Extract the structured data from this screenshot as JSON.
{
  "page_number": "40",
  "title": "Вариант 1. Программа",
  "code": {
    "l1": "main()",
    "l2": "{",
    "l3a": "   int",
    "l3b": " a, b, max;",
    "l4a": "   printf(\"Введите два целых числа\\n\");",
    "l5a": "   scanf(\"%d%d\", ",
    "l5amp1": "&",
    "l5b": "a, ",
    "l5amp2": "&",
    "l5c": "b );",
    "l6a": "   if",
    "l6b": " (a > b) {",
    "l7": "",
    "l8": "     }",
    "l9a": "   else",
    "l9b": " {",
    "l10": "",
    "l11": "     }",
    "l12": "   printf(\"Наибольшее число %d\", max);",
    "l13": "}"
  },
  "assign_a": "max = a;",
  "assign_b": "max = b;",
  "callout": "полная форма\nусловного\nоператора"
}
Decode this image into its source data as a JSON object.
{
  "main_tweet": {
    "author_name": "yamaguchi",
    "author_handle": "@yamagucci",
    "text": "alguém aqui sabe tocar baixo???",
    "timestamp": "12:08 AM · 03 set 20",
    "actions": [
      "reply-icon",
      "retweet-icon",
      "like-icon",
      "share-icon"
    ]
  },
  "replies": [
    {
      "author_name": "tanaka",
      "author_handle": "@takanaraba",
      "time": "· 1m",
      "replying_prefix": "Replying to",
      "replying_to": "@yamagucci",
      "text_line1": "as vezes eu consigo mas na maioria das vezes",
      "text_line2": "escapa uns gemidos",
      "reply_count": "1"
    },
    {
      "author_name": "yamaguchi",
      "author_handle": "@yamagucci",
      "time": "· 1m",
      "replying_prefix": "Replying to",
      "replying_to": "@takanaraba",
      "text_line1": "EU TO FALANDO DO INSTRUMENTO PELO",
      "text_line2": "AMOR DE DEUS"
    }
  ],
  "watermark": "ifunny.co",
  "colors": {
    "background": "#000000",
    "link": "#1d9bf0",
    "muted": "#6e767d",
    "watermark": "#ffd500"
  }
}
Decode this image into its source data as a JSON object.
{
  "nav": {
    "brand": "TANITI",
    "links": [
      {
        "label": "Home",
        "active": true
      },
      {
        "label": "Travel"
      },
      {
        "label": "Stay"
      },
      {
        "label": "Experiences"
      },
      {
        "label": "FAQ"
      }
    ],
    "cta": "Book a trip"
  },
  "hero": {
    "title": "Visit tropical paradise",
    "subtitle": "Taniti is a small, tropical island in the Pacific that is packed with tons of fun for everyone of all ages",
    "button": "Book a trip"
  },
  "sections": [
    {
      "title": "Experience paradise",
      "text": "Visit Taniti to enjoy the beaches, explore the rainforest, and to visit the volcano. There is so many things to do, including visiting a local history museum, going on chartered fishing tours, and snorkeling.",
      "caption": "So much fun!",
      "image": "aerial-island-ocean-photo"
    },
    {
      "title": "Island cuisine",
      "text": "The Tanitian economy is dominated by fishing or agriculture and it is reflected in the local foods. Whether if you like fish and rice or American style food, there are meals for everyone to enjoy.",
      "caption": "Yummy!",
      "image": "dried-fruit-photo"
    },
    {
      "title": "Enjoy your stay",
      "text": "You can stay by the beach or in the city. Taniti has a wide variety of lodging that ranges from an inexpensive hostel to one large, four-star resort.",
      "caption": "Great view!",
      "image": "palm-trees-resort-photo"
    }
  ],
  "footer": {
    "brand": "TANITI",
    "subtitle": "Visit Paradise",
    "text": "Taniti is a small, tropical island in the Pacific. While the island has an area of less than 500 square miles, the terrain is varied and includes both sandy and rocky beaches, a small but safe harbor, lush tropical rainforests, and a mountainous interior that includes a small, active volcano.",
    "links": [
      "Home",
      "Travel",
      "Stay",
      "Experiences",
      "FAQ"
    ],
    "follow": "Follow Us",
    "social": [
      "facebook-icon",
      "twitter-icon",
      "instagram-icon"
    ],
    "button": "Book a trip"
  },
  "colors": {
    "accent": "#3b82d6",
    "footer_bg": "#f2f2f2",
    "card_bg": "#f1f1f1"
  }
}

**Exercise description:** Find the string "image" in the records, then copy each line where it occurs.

**Your response:**
Decode this image into its source data as a JSON object.
Decode this image into its source data as a JSON object.
      "image": "aerial-island-ocean-photo"
      "image": "dried-fruit-photo"
      "image": "palm-trees-resort-photo"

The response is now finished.